===== Records to use =====
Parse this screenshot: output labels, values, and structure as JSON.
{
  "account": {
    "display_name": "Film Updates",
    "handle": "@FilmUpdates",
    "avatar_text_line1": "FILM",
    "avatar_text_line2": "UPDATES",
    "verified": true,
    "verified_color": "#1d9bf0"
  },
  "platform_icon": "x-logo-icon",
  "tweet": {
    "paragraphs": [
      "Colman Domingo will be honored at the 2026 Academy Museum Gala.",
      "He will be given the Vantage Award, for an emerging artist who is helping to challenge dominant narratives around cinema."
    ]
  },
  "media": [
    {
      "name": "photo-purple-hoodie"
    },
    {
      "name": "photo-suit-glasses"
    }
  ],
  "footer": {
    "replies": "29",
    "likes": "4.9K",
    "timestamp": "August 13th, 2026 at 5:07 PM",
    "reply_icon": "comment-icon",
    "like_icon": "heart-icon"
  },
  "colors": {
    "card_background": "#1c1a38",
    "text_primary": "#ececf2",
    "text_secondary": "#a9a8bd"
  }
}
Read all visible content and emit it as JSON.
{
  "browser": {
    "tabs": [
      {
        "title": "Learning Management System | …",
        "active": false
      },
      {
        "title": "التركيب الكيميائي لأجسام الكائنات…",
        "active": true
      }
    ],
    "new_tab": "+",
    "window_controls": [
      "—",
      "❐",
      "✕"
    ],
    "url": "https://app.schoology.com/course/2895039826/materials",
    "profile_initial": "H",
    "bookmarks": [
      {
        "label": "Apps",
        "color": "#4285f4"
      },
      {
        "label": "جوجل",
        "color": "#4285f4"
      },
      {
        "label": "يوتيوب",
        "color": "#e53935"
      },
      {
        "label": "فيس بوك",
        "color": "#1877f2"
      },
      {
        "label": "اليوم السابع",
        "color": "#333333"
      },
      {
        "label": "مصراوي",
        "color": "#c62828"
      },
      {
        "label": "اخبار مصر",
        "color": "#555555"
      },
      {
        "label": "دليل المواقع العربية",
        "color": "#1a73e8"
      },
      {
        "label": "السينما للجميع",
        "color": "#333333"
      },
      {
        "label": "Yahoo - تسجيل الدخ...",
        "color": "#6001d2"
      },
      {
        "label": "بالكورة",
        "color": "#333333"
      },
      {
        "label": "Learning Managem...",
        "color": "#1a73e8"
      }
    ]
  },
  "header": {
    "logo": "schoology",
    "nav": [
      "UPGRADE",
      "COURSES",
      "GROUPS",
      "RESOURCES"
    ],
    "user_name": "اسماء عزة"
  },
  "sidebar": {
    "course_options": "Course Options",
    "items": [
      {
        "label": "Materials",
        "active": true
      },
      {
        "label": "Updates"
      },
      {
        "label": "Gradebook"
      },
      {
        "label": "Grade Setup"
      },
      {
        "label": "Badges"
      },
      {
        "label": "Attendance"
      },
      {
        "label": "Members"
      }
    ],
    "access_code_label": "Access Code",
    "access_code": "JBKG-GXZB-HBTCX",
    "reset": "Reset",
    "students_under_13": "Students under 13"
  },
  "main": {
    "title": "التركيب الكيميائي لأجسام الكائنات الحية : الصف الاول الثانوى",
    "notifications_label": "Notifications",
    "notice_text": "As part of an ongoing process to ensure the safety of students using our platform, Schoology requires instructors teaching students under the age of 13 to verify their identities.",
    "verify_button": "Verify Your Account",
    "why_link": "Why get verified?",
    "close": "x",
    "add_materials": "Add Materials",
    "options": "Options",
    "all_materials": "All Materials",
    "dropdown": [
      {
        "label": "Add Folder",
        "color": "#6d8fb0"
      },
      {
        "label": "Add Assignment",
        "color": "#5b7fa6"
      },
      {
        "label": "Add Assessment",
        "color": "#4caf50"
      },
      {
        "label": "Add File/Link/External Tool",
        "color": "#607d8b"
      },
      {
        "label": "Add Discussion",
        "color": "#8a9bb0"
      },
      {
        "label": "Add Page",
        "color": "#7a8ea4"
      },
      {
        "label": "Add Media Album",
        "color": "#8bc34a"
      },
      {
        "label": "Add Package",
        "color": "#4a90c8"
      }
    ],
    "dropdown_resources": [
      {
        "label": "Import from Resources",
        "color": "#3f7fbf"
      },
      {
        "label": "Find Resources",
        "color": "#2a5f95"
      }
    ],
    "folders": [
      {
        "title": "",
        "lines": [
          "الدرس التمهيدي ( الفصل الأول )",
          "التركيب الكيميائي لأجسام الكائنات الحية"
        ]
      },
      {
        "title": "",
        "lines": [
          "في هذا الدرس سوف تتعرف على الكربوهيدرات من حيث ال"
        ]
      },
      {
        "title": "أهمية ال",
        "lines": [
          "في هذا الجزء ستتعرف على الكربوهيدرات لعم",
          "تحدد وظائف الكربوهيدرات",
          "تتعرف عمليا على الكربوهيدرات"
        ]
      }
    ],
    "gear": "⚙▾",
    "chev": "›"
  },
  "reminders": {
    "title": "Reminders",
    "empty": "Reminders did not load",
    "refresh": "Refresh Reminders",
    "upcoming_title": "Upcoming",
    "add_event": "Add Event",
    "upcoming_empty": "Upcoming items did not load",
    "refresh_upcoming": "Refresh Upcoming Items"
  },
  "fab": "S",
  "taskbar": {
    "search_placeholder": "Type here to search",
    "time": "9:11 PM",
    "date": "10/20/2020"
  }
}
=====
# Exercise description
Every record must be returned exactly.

# Result of this exercise
Parse this screenshot: output labels, values, and structure as JSON.
{
  "account": {
    "display_name": "Film Updates",
    "handle": "@FilmUpdates",
    "avatar_text_line1": "FILM",
    "avatar_text_line2": "UPDATES",
    "verified": true,
    "verified_color": "#1d9bf0"
  },
  "platform_icon": "x-logo-icon",
  "tweet": {
    "paragraphs": [
      "Colman Domingo will be honored at the 2026 Academy Museum Gala.",
      "He will be given the Vantage Award, for an emerging artist who is helping to challenge dominant narratives around cinema."
    ]
  },
  "media": [
    {
      "name": "photo-purple-hoodie"
    },
    {
      "name": "photo-suit-glasses"
    }
  ],
  "footer": {
    "replies": "29",
    "likes": "4.9K",
    "timestamp": "August 13th, 2026 at 5:07 PM",
    "reply_icon": "comment-icon",
    "like_icon": "heart-icon"
  },
  "colors": {
    "card_background": "#1c1a38",
    "text_primary": "#ececf2",
    "text_secondary": "#a9a8bd"
  }
}
Read all visible content and emit it as JSON.
{
  "browser": {
    "tabs": [
      {
        "title": "Learning Management System | …",
        "active": false
      },
      {
        "title": "التركيب الكيميائي لأجسام الكائنات…",
        "active": true
      }
    ],
    "new_tab": "+",
    "window_controls": [
      "—",
      "❐",
      "✕"
    ],
    "url": "https://app.schoology.com/course/2895039826/materials",
    "profile_initial": "H",
    "bookmarks": [
      {
        "label": "Apps",
        "color": "#4285f4"
      },
      {
        "label": "جوجل",
        "color": "#4285f4"
      },
      {
        "label": "يوتيوب",
        "color": "#e53935"
      },
      {
        "label": "فيس بوك",
        "color": "#1877f2"
      },
      {
        "label": "اليوم السابع",
        "color": "#333333"
      },
      {
        "label": "مصراوي",
        "color": "#c62828"
      },
      {
        "label": "اخبار مصر",
        "color": "#555555"
      },
      {
        "label": "دليل المواقع العربية",
        "color": "#1a73e8"
      },
      {
        "label": "السينما للجميع",
        "color": "#333333"
      },
      {
        "label": "Yahoo - تسجيل الدخ...",
        "color": "#6001d2"
      },
      {
        "label": "بالكورة",
        "color": "#333333"
      },
      {
        "label": "Learning Managem...",
        "color": "#1a73e8"
      }
    ]
  },
  "header": {
    "logo": "schoology",
    "nav": [
      "UPGRADE",
      "COURSES",
      "GROUPS",
      "RESOURCES"
    ],
    "user_name": "اسماء عزة"
  },
  "sidebar": {
    "course_options": "Course Options",
    "items": [
      {
        "label": "Materials",
        "active": true
      },
      {
        "label": "Updates"
      },
      {
        "label": "Gradebook"
      },
      {
        "label": "Grade Setup"
      },
      {
        "label": "Badges"
      },
      {
        "label": "Attendance"
      },
      {
        "label": "Members"
      }
    ],
    "access_code_label": "Access Code",
    "access_code": "JBKG-GXZB-HBTCX",
    "reset": "Reset",
    "students_under_13": "Students under 13"
  },
  "main": {
    "title": "التركيب الكيميائي لأجسام الكائنات الحية : الصف الاول الثانوى",
    "notifications_label": "Notifications",
    "notice_text": "As part of an ongoing process to ensure the safety of students using our platform, Schoology requires instructors teaching students under the age of 13 to verify their identities.",
    "verify_button": "Verify Your Account",
    "why_link": "Why get verified?",
    "close": "x",
    "add_materials": "Add Materials",
    "options": "Options",
    "all_materials": "All Materials",
    "dropdown": [
      {
        "label": "Add Folder",
        "color": "#6d8fb0"
      },
      {
        "label": "Add Assignment",
        "color": "#5b7fa6"
      },
      {
        "label": "Add Assessment",
        "color": "#4caf50"
      },
      {
        "label": "Add File/Link/External Tool",
        "color": "#607d8b"
      },
      {
        "label": "Add Discussion",
        "color": "#8a9bb0"
      },
      {
        "label": "Add Page",
        "color": "#7a8ea4"
      },
      {
        "label": "Add Media Album",
        "color": "#8bc34a"
      },
      {
        "label": "Add Package",
        "color": "#4a90c8"
      }
    ],
    "dropdown_resources": [
      {
        "label": "Import from Resources",
        "color": "#3f7fbf"
      },
      {
        "label": "Find Resources",
        "color": "#2a5f95"
      }
    ],
    "folders": [
      {
        "title": "",
        "lines": [
          "الدرس التمهيدي ( الفصل الأول )",
          "التركيب الكيميائي لأجسام الكائنات الحية"
        ]
      },
      {
        "title": "",
        "lines": [
          "في هذا الدرس سوف تتعرف على الكربوهيدرات من حيث ال"
        ]
      },
      {
        "title": "أهمية ال",
        "lines": [
          "في هذا الجزء ستتعرف على الكربوهيدرات لعم",
          "تحدد وظائف الكربوهيدرات",
          "تتعرف عمليا على الكربوهيدرات"
        ]
      }
    ],
    "gear": "⚙▾",
    "chev": "›"
  },
  "reminders": {
    "title": "Reminders",
    "empty": "Reminders did not load",
    "refresh": "Refresh Reminders",
    "upcoming_title": "Upcoming",
    "add_event": "Add Event",
    "upcoming_empty": "Upcoming items did not load",
    "refresh_upcoming": "Refresh Upcoming Items"
  },
  "fab": "S",
  "taskbar": {
    "search_placeholder": "Type here to search",
    "time": "9:11 PM",
    "date": "10/20/2020"
  }
}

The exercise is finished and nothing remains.